Advances in Anthropology
Vol.4 No.3(2014), Article ID:48734,2 pages DOI:10.4236/aa.2014.43014

Book Review. “Frontier Encounters. Knowledge and Practice at the Russian, Chinese and Mongolian Border” (Ed. Frank Billé, Grégory Delaplace, and Caroline Humphrey). Open Book Publishers, Cambridge, UK, 2012, 280 p in English

Anatole A. Klyosov

Advances in Anthropology, Editor-in-Chief


Copyright © 2014 by author and Scientific Research Publishing Inc.

This work is licensed under the Creative Commons Attribution International License (CC BY).

Received 2 May 2014; revised 28 May 2014; accepted 21 June 2014

Keywords:Social Anthropology, Ethnicity, International Borders, North Asia, Mongolia, China, Russia

BIC Subject Codes: JHMC (Social and Cultural Anthropology, Ethnography); RGCP (Political Geography); ISBN Paperback: 978-1906924-87-4; ISBN Hardback: 978-1906924-88-1; ISBN Digital (PDF): 978-1906924-89-8; ISBN Digital ebook (epub): 978-1906924-90-4; ISBN Digital ebook (mobi): 978-1906924-91-1; DOI: 10.11647/OBP.0026

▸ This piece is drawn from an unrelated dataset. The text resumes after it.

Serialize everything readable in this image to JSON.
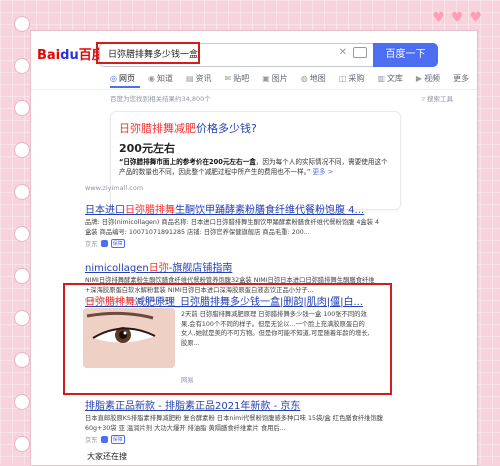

1. The Book Summary

China and Russia are raising economic and political powers that share thousands of miles of border. Despite their proximity, their local interactions with each other—and with their third neighbour Mongolia—are rarely discussed. Although the three countries share a boundary, their traditions, languages and worldviews are remarkably different.

Frontier Encounters presents a wide range of views on how the borders between these unique countries are enacted, produced, and crossed. It sheds light on global uncertainties: China’s search for energy resources and the employment of its huge population, Russia’s fear of Chinese migration, and the precarious economic independence of Mongolia as its neighbours negotiate to extract its plentiful resources.

Bringing together anthropologists, sociologists and economists, this timely collection of essays offers new perspectives on an area that is currently of enormous economic, strategic and geo-political relevance.

2. The Editor’s Comments

This collective volume is the outcome of a project based at the Mongolia and Inner Asia Studies Unit (University of Cambridge). That project formed the foundation for a new and ongoing research project “The life of borders: where China and Russia meet” which commenced in October 2012.

There are twelve contributors to the book; most of them are anthropologists and social anthropologists. As one of the editors summarized, the book intends to challenge a tendency in anthropological research to frame analysis in terms of “culture” and “identity” when dealing with issues relating to social life in the borderland areas. Materials provided throughout the eleven chapters of the book propose an alternative, and underline the benefits of a technological approach to the study of borders.

The book presents an enjoyable and informative collection of essays. They contain personal recollections, a wealth of ethnographic materials, and multi-angle analysis of social dynamics across the borders.